I spent time with Christina, who is supported by Deaf Action to live as independently as possible in her own flat in Edinburgh, and talked with her about her experiences of care. You may have seen the coverage on BBC Reporting Scotland that featured Christina and her wonderful dog Mindy.

Christina and Mindy have a wonderful relationship. Mindy is so much more than a pet and is possibly best described as a therapy dog. While she doesn’t act as an assistant hearing dog, she does help Christina to be independent. Mindy lets Christina know when people are at the door, helps her to visit the shops and go out locally as well as travelling further afield to places such as Aberdeen to visit family.

It was clear to me that Mindy significantly enhances Christina’s life in all kinds of ways, helping to give her a sense of independence and improving her experience of care and outcomes for her.

The Care Inspectorate is on a journey moving from being an enforcer of rules to an enabler of quality, building effective relationships to better support high quality care for everyone. This journey was started by our last chief executive Karen Reid who has been instrumental in ensuring our organisation is firmly focused on improving the outcomes for people experiencing care.
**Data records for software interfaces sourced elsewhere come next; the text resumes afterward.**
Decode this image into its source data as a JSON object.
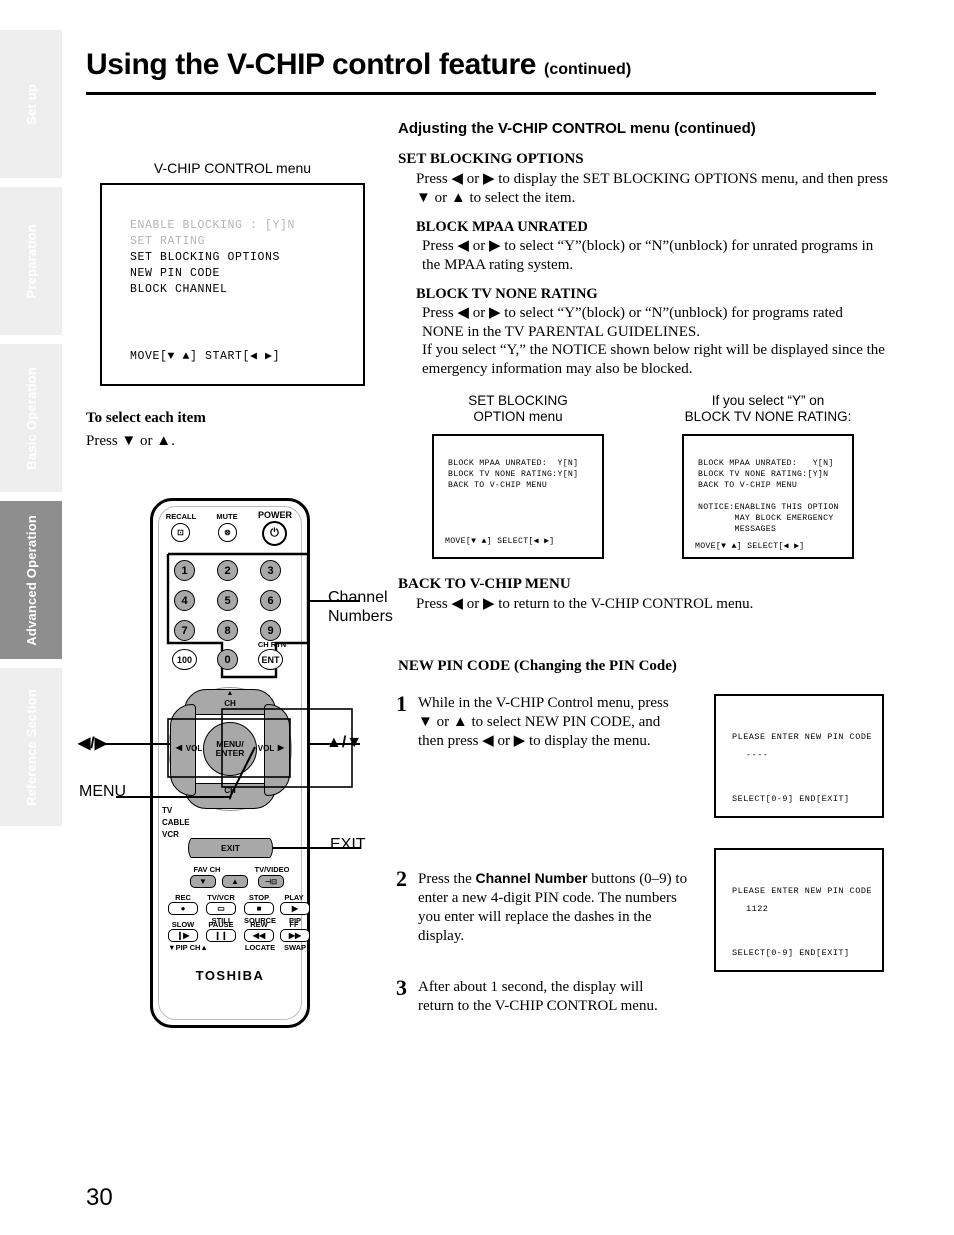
{
  "sidebar": {
    "tabs": [
      {
        "label": "Set up",
        "active": false
      },
      {
        "label": "Preparation",
        "active": false
      },
      {
        "label": "Basic Operation",
        "active": false
      },
      {
        "label": "Advanced Operation",
        "active": true
      },
      {
        "label": "Reference Section",
        "active": false
      }
    ]
  },
  "header": {
    "title": "Using the V-CHIP control feature",
    "continued": "(continued)"
  },
  "left": {
    "menu_caption": "V-CHIP CONTROL menu",
    "menu_lines": [
      {
        "text": "ENABLE BLOCKING : [Y]N",
        "dim": true
      },
      {
        "text": "SET RATING",
        "dim": true
      },
      {
        "text": "SET BLOCKING OPTIONS",
        "dim": false
      },
      {
        "text": "NEW PIN CODE",
        "dim": false
      },
      {
        "text": "BLOCK CHANNEL",
        "dim": false
      }
    ],
    "menu_footer": "MOVE[▼ ▲] START[◀ ▶]",
    "select_item_head": "To select each item",
    "select_item_body": "Press ▼ or ▲."
  },
  "remote": {
    "brand": "TOSHIBA",
    "top_keys": [
      {
        "label": "RECALL",
        "glyph": "⊡"
      },
      {
        "label": "MUTE",
        "glyph": "⊗"
      },
      {
        "label": "POWER",
        "glyph": "⏻"
      }
    ],
    "number_keys": [
      "1",
      "2",
      "3",
      "4",
      "5",
      "6",
      "7",
      "8",
      "9"
    ],
    "hundred_key": "100",
    "zero_key": "0",
    "ent_key": "ENT",
    "ent_label": "CH RTN",
    "dpad": {
      "center": [
        "MENU/",
        "ENTER"
      ],
      "up_label": "CH",
      "down_label": "CH",
      "left_label": "VOL",
      "right_label": "VOL"
    },
    "mode_labels": [
      "TV",
      "CABLE",
      "VCR"
    ],
    "exit_key": "EXIT",
    "fav_row": [
      {
        "above": "FAV CH",
        "glyph": "▼"
      },
      {
        "above": "",
        "glyph": "▲"
      },
      {
        "above": "TV/VIDEO",
        "glyph": "⊣⊡"
      }
    ],
    "deck_row_1": [
      {
        "above": "REC",
        "glyph": "●",
        "below": ""
      },
      {
        "above": "TV/VCR",
        "glyph": "▭",
        "below": "STILL"
      },
      {
        "above": "STOP",
        "glyph": "■",
        "below": "SOURCE"
      },
      {
        "above": "PLAY",
        "glyph": "▶",
        "below": "PIP"
      }
    ],
    "deck_row_2": [
      {
        "above": "SLOW",
        "glyph": "❙▶",
        "below": "▼PIP CH▲"
      },
      {
        "above": "PAUSE",
        "glyph": "❙❙",
        "below": ""
      },
      {
        "above": "REW",
        "glyph": "◀◀",
        "below": "LOCATE"
      },
      {
        "above": "FF",
        "glyph": "▶▶",
        "below": "SWAP"
      }
    ],
    "callouts": {
      "channel_numbers": "Channel\nNumbers",
      "left_right": "◀/▶",
      "up_down": "▲/▼",
      "menu": "MENU",
      "exit": "EXIT"
    }
  },
  "right": {
    "adjusting_heading": "Adjusting the V-CHIP CONTROL menu (continued)",
    "sections": [
      {
        "head": "SET BLOCKING OPTIONS",
        "body": "Press ◀ or ▶  to display the SET BLOCKING OPTIONS menu, and then press ▼ or ▲  to select the item."
      }
    ],
    "sub_sections": [
      {
        "head": "BLOCK MPAA UNRATED",
        "body": "Press ◀ or ▶  to select “Y”(block) or “N”(unblock) for unrated programs in the MPAA rating system."
      },
      {
        "head": "BLOCK TV NONE RATING",
        "body": "Press ◀ or ▶  to select “Y”(block) or “N”(unblock) for programs rated NONE in the TV PARENTAL GUIDELINES.\nIf you select “Y,” the NOTICE shown below right will be displayed since the emergency information may also be blocked."
      }
    ],
    "back_section": {
      "head": "BACK TO V-CHIP MENU",
      "body": "Press ◀ or ▶  to return to the V-CHIP CONTROL menu."
    },
    "pin_heading": "NEW PIN CODE (Changing the PIN Code)",
    "steps": [
      {
        "num": "1",
        "text": "While in the V-CHIP Control menu, press ▼ or ▲ to select NEW PIN CODE, and then press ◀ or ▶  to display the menu."
      },
      {
        "num": "2",
        "text_pre": "Press the ",
        "text_bold": "Channel Number",
        "text_post": " buttons (0–9) to enter a new 4-digit  PIN code. The numbers you enter will replace the dashes in the display."
      },
      {
        "num": "3",
        "text": "After about 1 second, the display will return to the V-CHIP CONTROL menu."
      }
    ],
    "osd_blocking": {
      "caption_line1": "SET BLOCKING",
      "caption_line2": "OPTION menu",
      "lines": [
        "BLOCK MPAA UNRATED:  Y[N]",
        "BLOCK TV NONE RATING:Y[N]",
        "BACK TO V-CHIP MENU"
      ],
      "footer": "MOVE[▼ ▲] SELECT[◀ ▶]"
    },
    "osd_notice": {
      "caption_line1": "If you select “Y” on",
      "caption_line2": "BLOCK TV NONE RATING:",
      "lines": [
        "BLOCK MPAA UNRATED:   Y[N]",
        "BLOCK TV NONE RATING:[Y]N",
        "BACK TO V-CHIP MENU"
      ],
      "notice": [
        "NOTICE:ENABLING THIS OPTION",
        "       MAY BLOCK EMERGENCY",
        "       MESSAGES"
      ],
      "footer": "MOVE[▼ ▲] SELECT[◀ ▶]"
    },
    "pin_box_empty": {
      "prompt": "PLEASE ENTER NEW PIN CODE",
      "value": "----",
      "footer": "SELECT[0-9] END[EXIT]"
    },
    "pin_box_filled": {
      "prompt": "PLEASE ENTER NEW PIN CODE",
      "value": "1122",
      "footer": "SELECT[0-9] END[EXIT]"
    }
  },
  "footer": {
    "page_number": "30"
  }
}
I would like to thank Karen for her amazing dedication and inspirational leadership. In my role as Executive Director of Corporate and Customer Services we worked closely together and I have always been impressed by her drive and ambition for the quality of care people should expect and for our organisation.

Karen’s legacy is an organisation that is constantly driving improvement, promoting flexibility and encouraging innovation in how people are cared for and supported. I want to maintain this strong focus on what matters most to people and continue to build the culture and understanding of improvement further within the Care Inspectorate and across the social care sector.

The Care Inspectorate is not only a scrutiny body it is also an improvement body. Our improvement work goes hand in hand with our scrutiny role and our inspections are increasingly focused on improving the experiences and outcomes for people.

In July, we started the roll out of our new model of inspection for care settings that reflects the new Health and Social Care Standards. The new model is now being used in care homes for older people and we are looking at how we will introduce the model into other care settings in the year ahead. We are already working with people experiencing and providing care to develop similar frameworks for other settings. We want to involve lots of people in that, and will test new approaches before deploying them in different settings. All the time, we will be focused on person-led care and supporting the best outcomes for people just like Christina.